A juvenile criminal record is an official record of information about criminal activity committed by children or adolescents who are not yet of legal adult age. Juveniles are not convicted of a crime like an adult but instead are “adjudicated delinquent.” These criminal records are often thought to be erased or expunged once a person becomes of legal adult age, but the record remains unless the person petitions to have it expunged. Suppose a person was found adjudicated delinquent to a criminal offense. In that case, they do not have to respond “yes” if asked whether they have ever been convicted of a crime, unless the question specifically asks if they were ever adjudicated delinquent as well.
What Is A Conviction Record?
A conviction record is an official document providing information that a person was found guilty, pleaded guilty, or pleaded no contest against criminal charges in a civilian or military court. The criminal charges may be classified as a felony, misdemeanor, or other offense. A conviction also includes when a person is delinquent, honorably discharged, or placed on probation, fined, imprisoned, or paroled. A criminal conviction is rendered by either a jury of peers or a judge in a court of law. A conviction does not include a final judgment deleted by a pardon, set aside, reversed, or otherwise rendered inoperative.
Kentucky History And Accuracy Of Criminal Records

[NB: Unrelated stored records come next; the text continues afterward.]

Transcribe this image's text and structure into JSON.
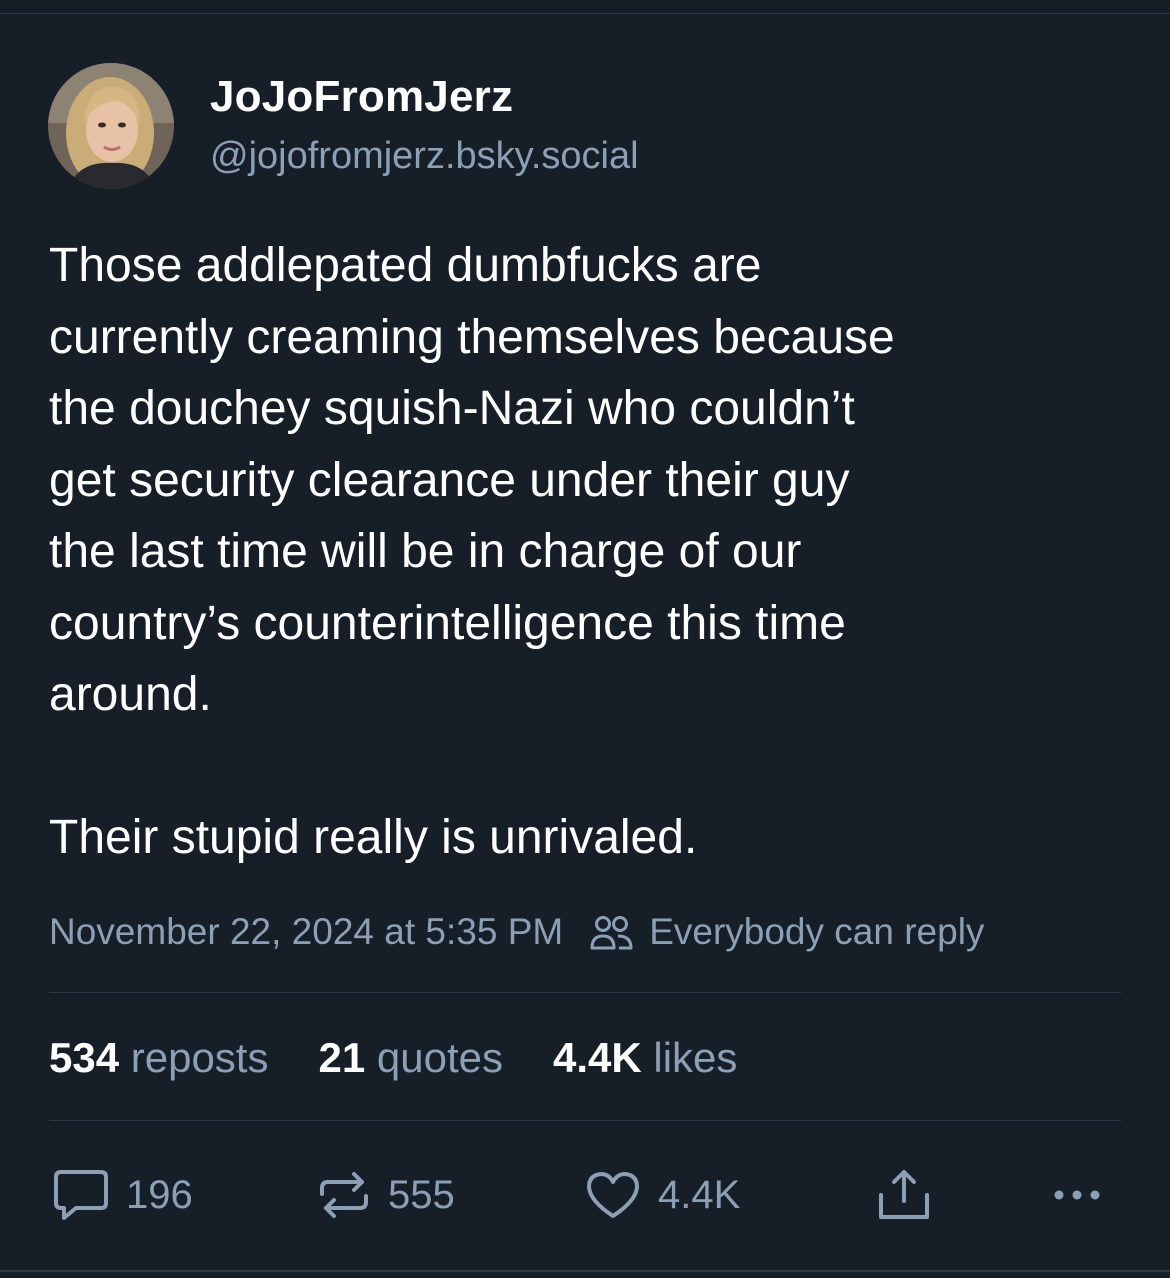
{
  "author": {
    "display_name": "JoJoFromJerz",
    "handle": "@jojofromjerz.bsky.social"
  },
  "post": {
    "lines": [
      "Those addlepated dumbfucks are",
      "currently creaming themselves because",
      "the douchey squish-Nazi who couldn’t",
      "get security clearance under their guy",
      "the last time will be in charge of our",
      "country’s counterintelligence this time",
      "around."
    ],
    "closing_line": "Their stupid really is unrivaled.",
    "timestamp": "November 22, 2024 at 5:35 PM",
    "reply_setting": "Everybody can reply"
  },
  "stats": {
    "reposts_count": "534",
    "reposts_label": "reposts",
    "quotes_count": "21",
    "quotes_label": "quotes",
    "likes_count": "4.4K",
    "likes_label": "likes"
  },
  "actions": {
    "reply_count": "196",
    "repost_count": "555",
    "like_count": "4.4K"
  },
  "icons": {
    "reply": "speech-bubble-icon",
    "repost": "repost-arrows-icon",
    "like": "heart-icon",
    "share": "share-upload-icon",
    "more": "ellipsis-icon",
    "reply_setting": "people-icon"
  },
  "colors": {
    "background": "#161e27",
    "text_primary": "#ffffff",
    "text_secondary": "#8c9fb5",
    "divider": "#2e3a48"
  }
}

The accuracy of the data of criminal records depends on the recordkeeping and technological capabilities of the jurisdiction where the record was assembled and later digitized. Kentucky criminal records archives usually tend to go back as far as the 1970s, when criminal and arrest data were first centralized and compiled into an organized database much like we use today. Accuracy was more commonly affected by human error in the past. However, by the 1990s, the quality and accuracy of record-keeping improved exponentially due to the advent of the computer.